Yes. In NSW, fluoridation of public water supplies is authorised and controlled by the Fluoridation of Public Water Supplies Act 1957 and the Fluoridation of Public Water Supplies Regulation 2002 and is administered by the NSW Department of Health. The Minister’s approval or direction is required to add fluoride to a public water supply or to discontinue the application.
Council monitors and tests the town water supplies for microorganisms and chemicals that are harmful to human health. It also tests for issues that can affect the water’s taste and odour.
Some water quality parameters are monitored continuously through online analysers at the water treatment plant. Samples are taken in the raw water, within the treatment plant, at the outlet of water treatment plant, in the distribution network, at the reservoirs and from customers’ taps.
In addition, samples are sent to external laboratories for independent testing on a weekly, monthly or annual basis, with different frequencies for specific tests, in line with health regulations.
Safe drinking water is treated water that is free of harmful concentration of chemicals or pathogenic microorganisms and that does not represent any significant risk to health over a lifetime of consumption.
Water ‘hardness’ is a measurement of the amount of dissolved calcium and magnesium in water.
Drinking water supplied by Armidale Regional Council has an average water hardness of 120 mg/L (as CaCO3), which rates as good quality under Australian Drinking Water Guidelines. ADWG guidelines for water hardness:
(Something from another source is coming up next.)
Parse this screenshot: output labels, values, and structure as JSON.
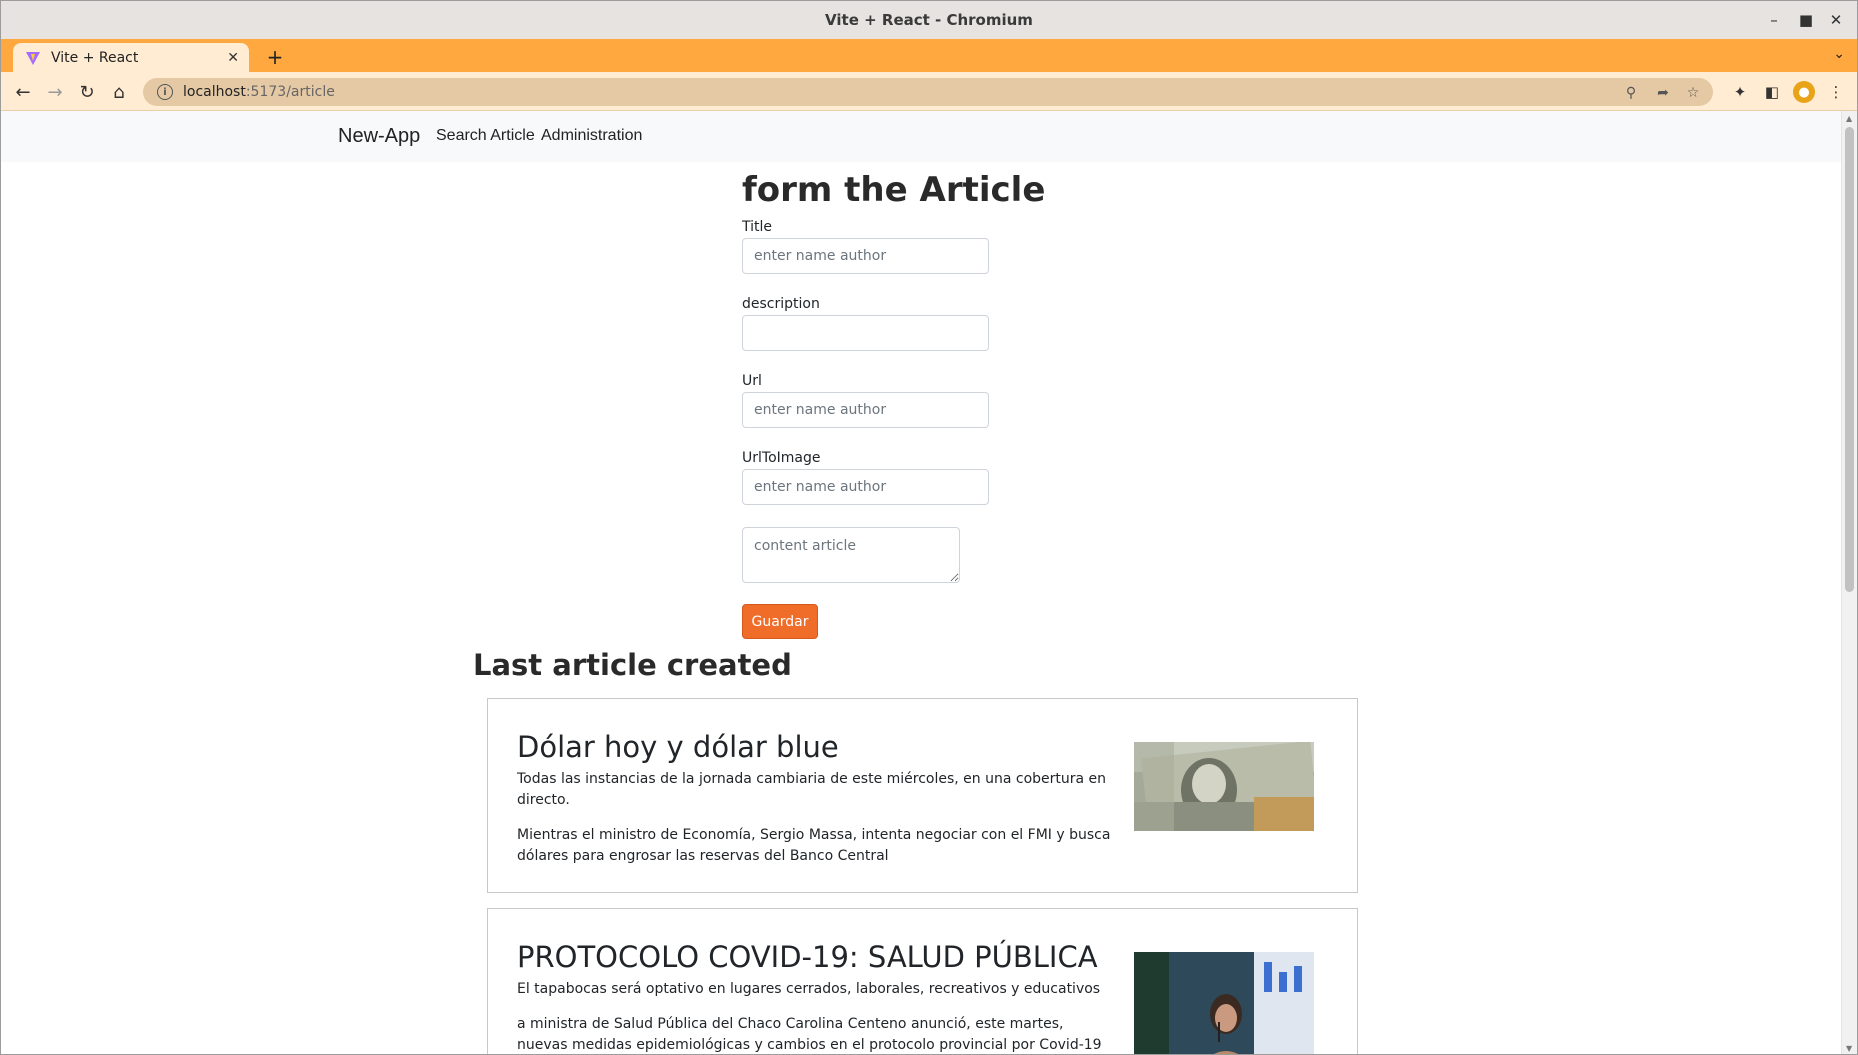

Soft but possibly corrosive
60 – 200 mg/L
200 – 500 mg/L
Increasing scaling problems
Water can become discolour for a number of reasons, including sediments at dead ends of the reticulation system and disturbance of sediments within water mains because of main breaks. Council’s distribution systems are flushed routinely as part of our preventative maintenance program. Discoloured water can also arise due to the condition of private service pipes or internal plumbing. If your water is dirty, we suggest that you run at least two taps for few minutes until water is clear. If the water does not clear up within a reasonable period of time, we suggest you call Council on 1300 136 833 for assistance.
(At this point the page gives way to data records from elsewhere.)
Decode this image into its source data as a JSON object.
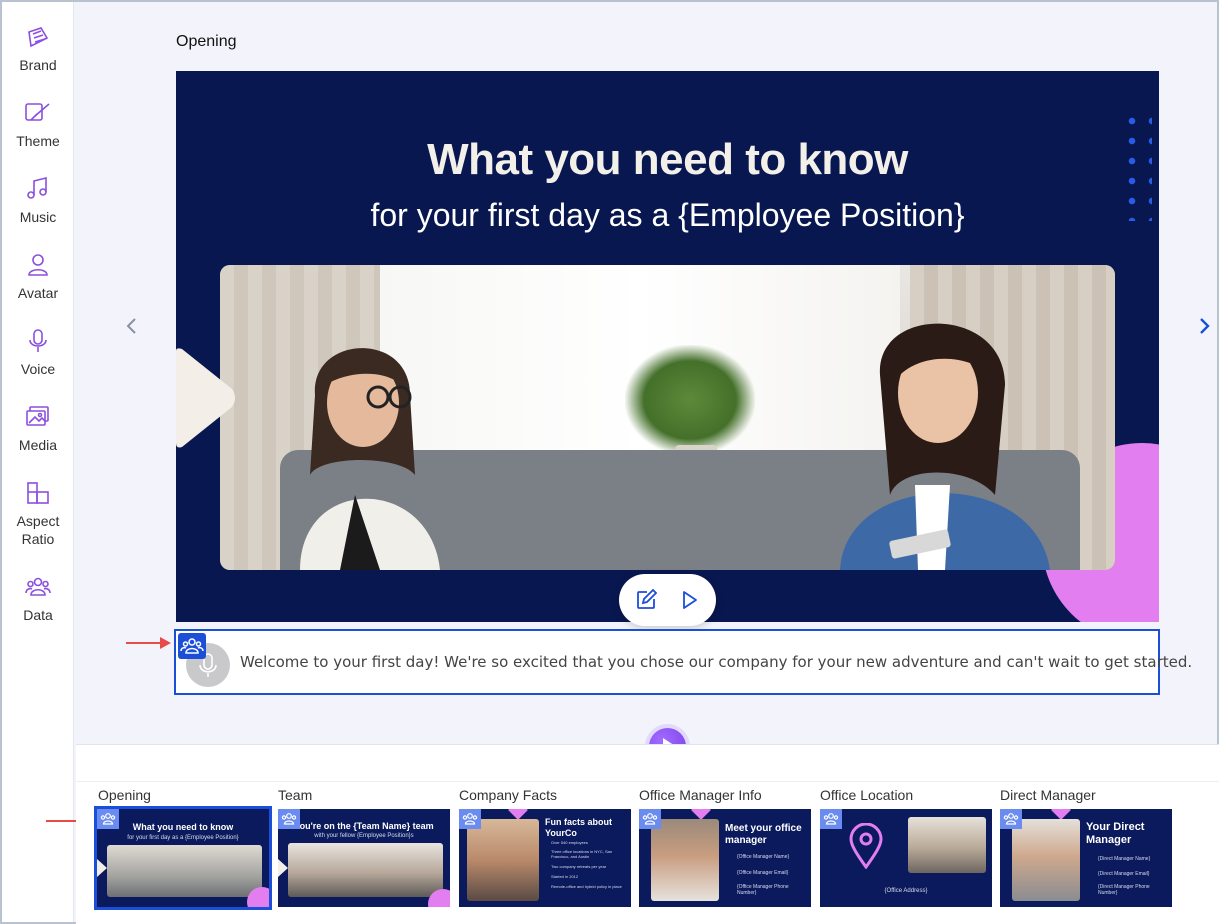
{
  "sidebar": {
    "items": [
      {
        "label": "Brand",
        "icon": "brand-icon"
      },
      {
        "label": "Theme",
        "icon": "theme-icon"
      },
      {
        "label": "Music",
        "icon": "music-icon"
      },
      {
        "label": "Avatar",
        "icon": "avatar-icon"
      },
      {
        "label": "Voice",
        "icon": "voice-icon"
      },
      {
        "label": "Media",
        "icon": "media-icon"
      },
      {
        "label": "Aspect Ratio",
        "icon": "aspect-ratio-icon"
      },
      {
        "label": "Data",
        "icon": "data-icon"
      }
    ],
    "icon_color": "#8a4fe0"
  },
  "editor": {
    "scene_title": "Opening",
    "slide": {
      "heading": "What you need to know",
      "subheading": "for your first day as a {Employee Position}"
    },
    "script": "Welcome to your first day! We're so excited that you chose our company for your new adventure and can't wait to get started."
  },
  "timeline": {
    "scenes": [
      {
        "label": "Opening",
        "thumb_title": "What you need to know",
        "thumb_sub": "for your first day as a {Employee Position}",
        "selected": true
      },
      {
        "label": "Team",
        "thumb_title": "You're on the {Team Name} team",
        "thumb_sub": "with your fellow {Employee Position}s",
        "selected": false
      },
      {
        "label": "Company Facts",
        "thumb_title": "Fun facts about YourCo",
        "thumb_items": [
          "Over 540 employees",
          "Three office locations in NYC, San Francisco, and Austin",
          "Two company retreats per year",
          "Started in 2012",
          "Remote-office and hybrid policy in place"
        ],
        "selected": false
      },
      {
        "label": "Office Manager Info",
        "thumb_title": "Meet your office manager",
        "thumb_items": [
          "{Office Manager Name}",
          "{Office Manager Email}",
          "{Office Manager Phone Number}"
        ],
        "selected": false
      },
      {
        "label": "Office Location",
        "thumb_caption": "{Office Address}",
        "selected": false
      },
      {
        "label": "Direct Manager",
        "thumb_title": "Your Direct Manager",
        "thumb_items": [
          "{Direct Manager Name}",
          "{Direct Manager Email}",
          "{Direct Manager Phone Number}"
        ],
        "selected": false
      }
    ]
  },
  "colors": {
    "slide_bg": "#08174f",
    "accent_blue": "#1b4fd8",
    "accent_pink": "#e27ef0",
    "play_purple": "#7a3ee8",
    "annotation_red": "#e84a4a"
  }
}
The majority of routine testing is done by our qualified water treatment plant operators at an in-house laboratory. Samples from various locations are also sent to an independent NATA accredited laboratory weekly and monthly for microbiological and chemical testing.
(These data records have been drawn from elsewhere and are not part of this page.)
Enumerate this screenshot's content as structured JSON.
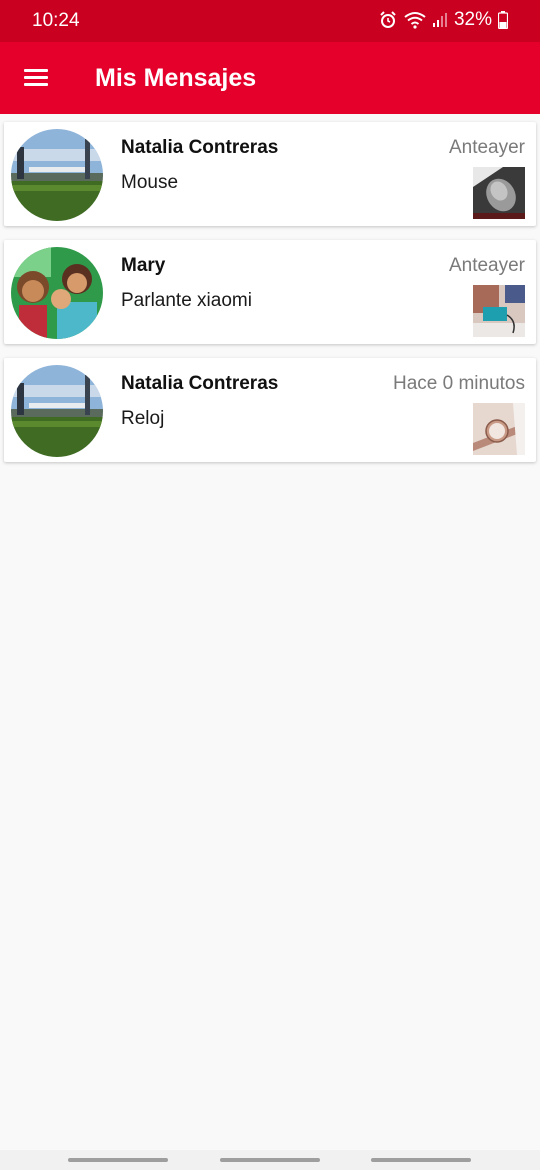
{
  "status": {
    "time": "10:24",
    "battery": "32%",
    "icons": [
      "alarm-icon",
      "wifi-icon",
      "signal-icon",
      "battery-icon"
    ]
  },
  "header": {
    "title": "Mis Mensajes",
    "menu_icon": "hamburger-menu-icon"
  },
  "colors": {
    "primary": "#e4002b",
    "status_bar": "#c9001f",
    "background": "#f9f9f9"
  },
  "conversations": [
    {
      "name": "Natalia Contreras",
      "time": "Anteayer",
      "message": "Mouse",
      "avatar": "avatar-photo-outdoor",
      "thumb": "mouse-product-thumbnail"
    },
    {
      "name": "Mary",
      "time": "Anteayer",
      "message": "Parlante xiaomi",
      "avatar": "avatar-photo-couple",
      "thumb": "speaker-product-thumbnail"
    },
    {
      "name": "Natalia Contreras",
      "time": "Hace 0 minutos",
      "message": "Reloj",
      "avatar": "avatar-photo-outdoor",
      "thumb": "watch-product-thumbnail"
    }
  ]
}
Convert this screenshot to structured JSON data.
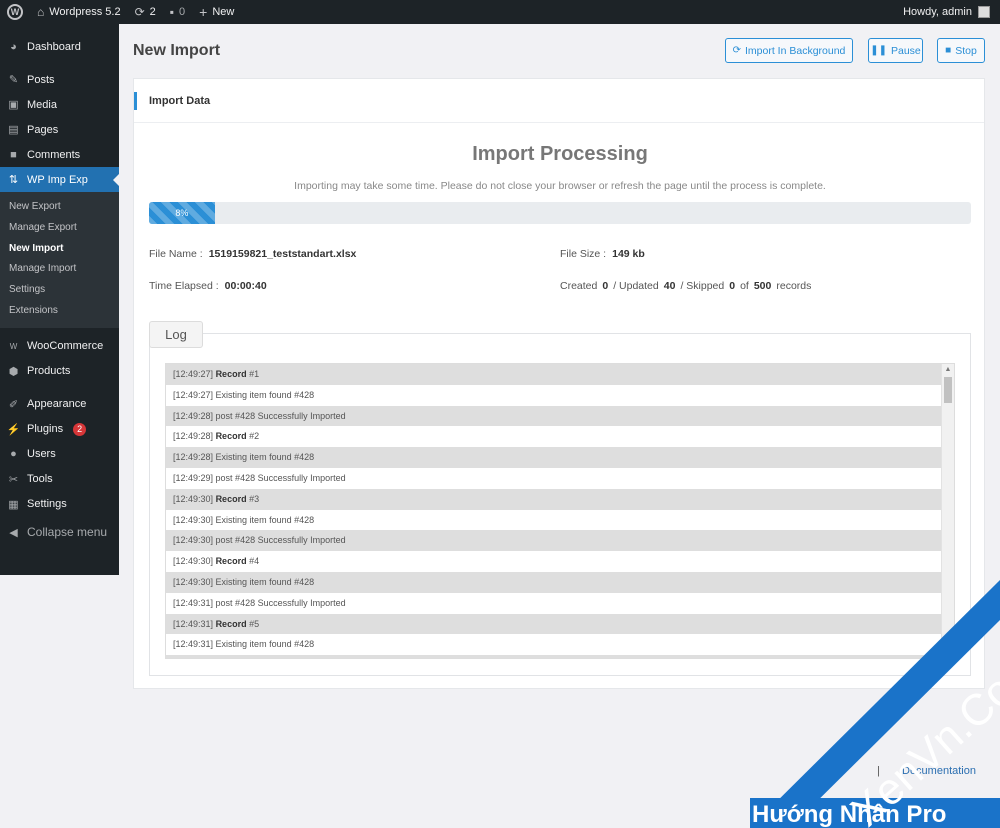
{
  "adminbar": {
    "site_name": "Wordpress 5.2",
    "updates_count": "2",
    "comments_count": "0",
    "new_label": "New",
    "howdy": "Howdy, admin"
  },
  "sidebar": {
    "items": [
      {
        "label": "Dashboard",
        "icon": "dashboard-icon"
      },
      {
        "label": "Posts",
        "icon": "pin-icon"
      },
      {
        "label": "Media",
        "icon": "media-icon"
      },
      {
        "label": "Pages",
        "icon": "pages-icon"
      },
      {
        "label": "Comments",
        "icon": "comment-icon"
      },
      {
        "label": "WP Imp Exp",
        "icon": "import-export-icon"
      }
    ],
    "submenu": [
      "New Export",
      "Manage Export",
      "New Import",
      "Manage Import",
      "Settings",
      "Extensions"
    ],
    "items2": [
      {
        "label": "WooCommerce",
        "icon": "woocommerce-icon"
      },
      {
        "label": "Products",
        "icon": "products-icon"
      },
      {
        "label": "Appearance",
        "icon": "brush-icon"
      },
      {
        "label": "Plugins",
        "icon": "plugin-icon",
        "badge": "2"
      },
      {
        "label": "Users",
        "icon": "user-icon"
      },
      {
        "label": "Tools",
        "icon": "wrench-icon"
      },
      {
        "label": "Settings",
        "icon": "settings-icon"
      }
    ],
    "collapse": "Collapse menu"
  },
  "page": {
    "title": "New Import",
    "buttons": {
      "background": "Import In Background",
      "pause": "Pause",
      "stop": "Stop"
    }
  },
  "card": {
    "header": "Import Data",
    "processing_title": "Import Processing",
    "note": "Importing may take some time. Please do not close your browser or refresh the page until the process is complete.",
    "progress_label": "8%",
    "progress_value": 0.08,
    "file_name_label": "File Name :",
    "file_name": "1519159821_teststandart.xlsx",
    "file_size_label": "File Size :",
    "file_size": "149 kb",
    "time_elapsed_label": "Time Elapsed :",
    "time_elapsed": "00:00:40",
    "stats": {
      "created_label": "Created",
      "created": "0",
      "updated_label": "/ Updated",
      "updated": "40",
      "skipped_label": "/ Skipped",
      "skipped": "0",
      "of_label": "of",
      "total": "500",
      "records_label": "records"
    }
  },
  "log": {
    "legend": "Log",
    "rows": [
      {
        "time": "[12:49:27]",
        "strong": "Record",
        "rest": " #1"
      },
      {
        "time": "[12:49:27]",
        "strong": "",
        "rest": " Existing item found #428"
      },
      {
        "time": "[12:49:28]",
        "strong": "",
        "rest": " post #428 Successfully Imported"
      },
      {
        "time": "[12:49:28]",
        "strong": "Record",
        "rest": " #2"
      },
      {
        "time": "[12:49:28]",
        "strong": "",
        "rest": " Existing item found #428"
      },
      {
        "time": "[12:49:29]",
        "strong": "",
        "rest": " post #428 Successfully Imported"
      },
      {
        "time": "[12:49:30]",
        "strong": "Record",
        "rest": " #3"
      },
      {
        "time": "[12:49:30]",
        "strong": "",
        "rest": " Existing item found #428"
      },
      {
        "time": "[12:49:30]",
        "strong": "",
        "rest": " post #428 Successfully Imported"
      },
      {
        "time": "[12:49:30]",
        "strong": "Record",
        "rest": " #4"
      },
      {
        "time": "[12:49:30]",
        "strong": "",
        "rest": " Existing item found #428"
      },
      {
        "time": "[12:49:31]",
        "strong": "",
        "rest": " post #428 Successfully Imported"
      },
      {
        "time": "[12:49:31]",
        "strong": "Record",
        "rest": " #5"
      },
      {
        "time": "[12:49:31]",
        "strong": "",
        "rest": " Existing item found #428"
      },
      {
        "time": "",
        "strong": "",
        "rest": ""
      }
    ]
  },
  "footer": {
    "separator": "|",
    "documentation": "Documentation"
  },
  "watermark": {
    "line1": "XenVn.Com",
    "line2": "Hướng Nhân Pro"
  }
}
Chlorine is added to drinking water to kill disease-causing pathogens such as bacteria, viruses and protozoans. The Australian Drinking Water Guidelines 2011 (ADWG) recommend the level of free chlorine in a drinking water should be between 0.5 mg/L to 5 mg/L. Normal chlorine concentration in drinking water pipelines is between 0.5 mg/L to 1.5 mg/L. The chlorine residual within the supply can dissipate over time and distance. To maintain some chlorine at the extremities of the reticulation system and prevent possible coliform regrowth and maintain minimum chlorine level of 0.5 mg/L, the dosage at the treatment plant is often increased. This means residents near a water treatment plant might notice the taste and smell of chlorine in drinking water - but it is still safe to drink. Chlorine odour can be reduced further by letting the water sit in the fridge in an open jug for a short period before consumption or using a filter containing an activated carbon filter cartridge.
A milky or white appearance may indicate the presence of air in your water. The air is harmless and will usually settle out if left to stand in a jug or container. We suggest you run at least two taps for few minutes until water is clear. If the water does not clear up with in a reasonable amount of time, we suggest you call Council on 1300 136 833 for assistance.